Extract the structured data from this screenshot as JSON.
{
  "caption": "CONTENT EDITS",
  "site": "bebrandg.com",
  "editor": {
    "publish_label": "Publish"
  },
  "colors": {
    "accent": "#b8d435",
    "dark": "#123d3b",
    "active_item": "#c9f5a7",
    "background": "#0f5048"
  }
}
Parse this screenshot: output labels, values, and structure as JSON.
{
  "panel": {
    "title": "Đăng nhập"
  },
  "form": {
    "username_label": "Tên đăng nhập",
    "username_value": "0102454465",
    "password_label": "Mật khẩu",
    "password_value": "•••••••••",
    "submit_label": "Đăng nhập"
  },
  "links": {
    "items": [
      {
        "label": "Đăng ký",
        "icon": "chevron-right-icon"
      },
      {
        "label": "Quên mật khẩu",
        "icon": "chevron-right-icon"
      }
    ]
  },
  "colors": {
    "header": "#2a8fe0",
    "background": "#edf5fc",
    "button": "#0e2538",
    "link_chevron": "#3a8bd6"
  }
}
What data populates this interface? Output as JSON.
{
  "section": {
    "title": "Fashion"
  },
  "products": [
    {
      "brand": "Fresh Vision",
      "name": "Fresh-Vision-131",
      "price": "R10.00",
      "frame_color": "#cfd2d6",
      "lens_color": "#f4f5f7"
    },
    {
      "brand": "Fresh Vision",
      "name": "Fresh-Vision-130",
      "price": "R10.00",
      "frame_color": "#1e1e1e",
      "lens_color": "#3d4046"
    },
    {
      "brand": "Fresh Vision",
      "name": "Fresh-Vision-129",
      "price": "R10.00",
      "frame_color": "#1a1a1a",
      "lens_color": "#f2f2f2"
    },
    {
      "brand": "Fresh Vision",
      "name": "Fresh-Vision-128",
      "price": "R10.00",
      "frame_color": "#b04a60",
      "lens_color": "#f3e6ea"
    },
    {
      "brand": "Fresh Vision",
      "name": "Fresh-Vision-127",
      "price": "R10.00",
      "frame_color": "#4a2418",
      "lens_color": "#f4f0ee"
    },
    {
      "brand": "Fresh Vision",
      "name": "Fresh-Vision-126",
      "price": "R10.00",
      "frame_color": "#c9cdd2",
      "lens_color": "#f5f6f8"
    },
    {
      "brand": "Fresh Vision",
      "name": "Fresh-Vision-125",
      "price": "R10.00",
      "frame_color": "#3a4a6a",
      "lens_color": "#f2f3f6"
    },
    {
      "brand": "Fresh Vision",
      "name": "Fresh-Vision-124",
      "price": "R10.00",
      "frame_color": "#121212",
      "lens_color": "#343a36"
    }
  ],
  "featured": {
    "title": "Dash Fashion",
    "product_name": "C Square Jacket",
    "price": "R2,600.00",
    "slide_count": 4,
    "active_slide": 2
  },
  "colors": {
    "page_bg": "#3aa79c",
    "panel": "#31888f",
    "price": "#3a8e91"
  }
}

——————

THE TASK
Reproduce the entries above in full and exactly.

SOLVED EXERCISE
Extract the structured data from this screenshot as JSON.
{
  "caption": "CONTENT EDITS",
  "site": "bebrandg.com",
  "editor": {
    "publish_label": "Publish"
  },
  "colors": {
    "accent": "#b8d435",
    "dark": "#123d3b",
    "active_item": "#c9f5a7",
    "background": "#0f5048"
  }
}
Parse this screenshot: output labels, values, and structure as JSON.
{
  "panel": {
    "title": "Đăng nhập"
  },
  "form": {
    "username_label": "Tên đăng nhập",
    "username_value": "0102454465",
    "password_label": "Mật khẩu",
    "password_value": "•••••••••",
    "submit_label": "Đăng nhập"
  },
  "links": {
    "items": [
      {
        "label": "Đăng ký",
        "icon": "chevron-right-icon"
      },
      {
        "label": "Quên mật khẩu",
        "icon": "chevron-right-icon"
      }
    ]
  },
  "colors": {
    "header": "#2a8fe0",
    "background": "#edf5fc",
    "button": "#0e2538",
    "link_chevron": "#3a8bd6"
  }
}
What data populates this interface? Output as JSON.
{
  "section": {
    "title": "Fashion"
  },
  "products": [
    {
      "brand": "Fresh Vision",
      "name": "Fresh-Vision-131",
      "price": "R10.00",
      "frame_color": "#cfd2d6",
      "lens_color": "#f4f5f7"
    },
    {
      "brand": "Fresh Vision",
      "name": "Fresh-Vision-130",
      "price": "R10.00",
      "frame_color": "#1e1e1e",
      "lens_color": "#3d4046"
    },
    {
      "brand": "Fresh Vision",
      "name": "Fresh-Vision-129",
      "price": "R10.00",
      "frame_color": "#1a1a1a",
      "lens_color": "#f2f2f2"
    },
    {
      "brand": "Fresh Vision",
      "name": "Fresh-Vision-128",
      "price": "R10.00",
      "frame_color": "#b04a60",
      "lens_color": "#f3e6ea"
    },
    {
      "brand": "Fresh Vision",
      "name": "Fresh-Vision-127",
      "price": "R10.00",
      "frame_color": "#4a2418",
      "lens_color": "#f4f0ee"
    },
    {
      "brand": "Fresh Vision",
      "name": "Fresh-Vision-126",
      "price": "R10.00",
      "frame_color": "#c9cdd2",
      "lens_color": "#f5f6f8"
    },
    {
      "brand": "Fresh Vision",
      "name": "Fresh-Vision-125",
      "price": "R10.00",
      "frame_color": "#3a4a6a",
      "lens_color": "#f2f3f6"
    },
    {
      "brand": "Fresh Vision",
      "name": "Fresh-Vision-124",
      "price": "R10.00",
      "frame_color": "#121212",
      "lens_color": "#343a36"
    }
  ],
  "featured": {
    "title": "Dash Fashion",
    "product_name": "C Square Jacket",
    "price": "R2,600.00",
    "slide_count": 4,
    "active_slide": 2
  },
  "colors": {
    "page_bg": "#3aa79c",
    "panel": "#31888f",
    "price": "#3a8e91"
  }
}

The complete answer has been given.